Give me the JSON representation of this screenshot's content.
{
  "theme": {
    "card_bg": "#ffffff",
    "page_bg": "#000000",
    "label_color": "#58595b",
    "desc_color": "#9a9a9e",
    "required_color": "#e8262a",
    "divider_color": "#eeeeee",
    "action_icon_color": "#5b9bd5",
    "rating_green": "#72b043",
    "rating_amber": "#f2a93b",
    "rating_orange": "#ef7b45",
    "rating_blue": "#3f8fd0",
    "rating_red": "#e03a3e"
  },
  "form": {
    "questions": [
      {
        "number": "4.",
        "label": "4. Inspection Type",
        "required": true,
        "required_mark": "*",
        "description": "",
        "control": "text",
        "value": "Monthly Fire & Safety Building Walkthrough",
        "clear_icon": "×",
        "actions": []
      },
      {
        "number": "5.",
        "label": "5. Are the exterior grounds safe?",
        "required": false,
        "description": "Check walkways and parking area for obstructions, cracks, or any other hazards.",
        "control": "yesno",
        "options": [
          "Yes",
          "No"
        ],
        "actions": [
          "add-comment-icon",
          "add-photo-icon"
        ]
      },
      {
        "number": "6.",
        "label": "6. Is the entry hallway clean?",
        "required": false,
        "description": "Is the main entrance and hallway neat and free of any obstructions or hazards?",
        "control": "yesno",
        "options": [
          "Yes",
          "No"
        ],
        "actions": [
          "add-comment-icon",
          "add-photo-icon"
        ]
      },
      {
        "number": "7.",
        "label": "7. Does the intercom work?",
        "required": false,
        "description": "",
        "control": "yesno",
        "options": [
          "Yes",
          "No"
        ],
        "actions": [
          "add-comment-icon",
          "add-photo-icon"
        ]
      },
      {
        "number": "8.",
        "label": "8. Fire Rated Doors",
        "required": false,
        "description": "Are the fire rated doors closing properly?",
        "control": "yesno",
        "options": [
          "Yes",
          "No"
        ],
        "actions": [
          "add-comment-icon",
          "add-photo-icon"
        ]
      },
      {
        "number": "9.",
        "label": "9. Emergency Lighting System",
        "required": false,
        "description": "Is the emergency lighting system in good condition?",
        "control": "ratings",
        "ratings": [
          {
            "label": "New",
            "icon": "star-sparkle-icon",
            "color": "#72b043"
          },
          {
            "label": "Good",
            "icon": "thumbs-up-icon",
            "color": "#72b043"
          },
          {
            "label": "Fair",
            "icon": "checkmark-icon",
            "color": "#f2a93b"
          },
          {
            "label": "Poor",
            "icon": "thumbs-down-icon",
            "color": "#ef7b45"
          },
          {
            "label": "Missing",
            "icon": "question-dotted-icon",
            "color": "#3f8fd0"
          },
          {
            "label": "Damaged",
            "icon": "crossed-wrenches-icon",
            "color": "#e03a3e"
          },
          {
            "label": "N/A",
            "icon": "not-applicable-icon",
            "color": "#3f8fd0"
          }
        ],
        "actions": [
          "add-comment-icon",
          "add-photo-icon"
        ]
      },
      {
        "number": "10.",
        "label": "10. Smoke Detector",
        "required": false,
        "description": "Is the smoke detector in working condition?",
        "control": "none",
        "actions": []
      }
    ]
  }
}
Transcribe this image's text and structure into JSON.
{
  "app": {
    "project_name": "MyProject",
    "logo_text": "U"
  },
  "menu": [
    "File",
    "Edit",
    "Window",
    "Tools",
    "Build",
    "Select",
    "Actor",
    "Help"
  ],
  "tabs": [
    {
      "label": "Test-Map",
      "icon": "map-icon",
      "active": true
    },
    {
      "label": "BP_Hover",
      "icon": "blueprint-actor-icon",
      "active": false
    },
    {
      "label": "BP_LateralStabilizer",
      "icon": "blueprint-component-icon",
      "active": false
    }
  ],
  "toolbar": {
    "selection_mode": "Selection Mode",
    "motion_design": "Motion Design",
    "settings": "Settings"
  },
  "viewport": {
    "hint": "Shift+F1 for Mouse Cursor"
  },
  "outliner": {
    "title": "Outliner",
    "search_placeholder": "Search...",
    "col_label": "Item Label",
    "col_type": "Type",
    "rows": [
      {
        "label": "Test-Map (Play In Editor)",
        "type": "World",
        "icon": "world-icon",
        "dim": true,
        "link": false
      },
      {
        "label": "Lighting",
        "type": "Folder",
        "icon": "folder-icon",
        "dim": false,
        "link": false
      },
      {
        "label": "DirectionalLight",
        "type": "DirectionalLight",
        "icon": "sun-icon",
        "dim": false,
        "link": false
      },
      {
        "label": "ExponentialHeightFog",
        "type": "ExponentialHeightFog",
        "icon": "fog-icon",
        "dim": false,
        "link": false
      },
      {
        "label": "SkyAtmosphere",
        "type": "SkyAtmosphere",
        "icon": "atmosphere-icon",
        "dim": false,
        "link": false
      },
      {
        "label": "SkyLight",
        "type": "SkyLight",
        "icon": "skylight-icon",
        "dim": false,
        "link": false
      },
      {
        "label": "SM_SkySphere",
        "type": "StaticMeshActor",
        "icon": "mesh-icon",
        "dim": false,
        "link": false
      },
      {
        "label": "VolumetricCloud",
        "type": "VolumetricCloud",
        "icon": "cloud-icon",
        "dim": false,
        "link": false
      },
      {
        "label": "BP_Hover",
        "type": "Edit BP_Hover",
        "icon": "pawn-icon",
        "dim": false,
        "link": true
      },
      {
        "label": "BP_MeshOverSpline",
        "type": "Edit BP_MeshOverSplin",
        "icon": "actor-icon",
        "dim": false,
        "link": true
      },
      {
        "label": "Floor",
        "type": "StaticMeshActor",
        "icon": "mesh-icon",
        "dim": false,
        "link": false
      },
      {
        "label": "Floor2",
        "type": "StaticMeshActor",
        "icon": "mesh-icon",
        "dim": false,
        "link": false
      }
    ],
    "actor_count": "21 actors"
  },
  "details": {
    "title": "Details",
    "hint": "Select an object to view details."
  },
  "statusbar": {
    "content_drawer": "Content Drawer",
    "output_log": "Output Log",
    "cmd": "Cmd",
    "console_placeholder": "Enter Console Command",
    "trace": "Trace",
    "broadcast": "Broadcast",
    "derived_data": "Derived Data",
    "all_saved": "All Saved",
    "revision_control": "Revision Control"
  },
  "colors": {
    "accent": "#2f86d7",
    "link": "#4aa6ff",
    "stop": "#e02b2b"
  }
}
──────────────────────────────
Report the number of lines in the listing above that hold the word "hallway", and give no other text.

> [COMPLETED EXERCISE] 2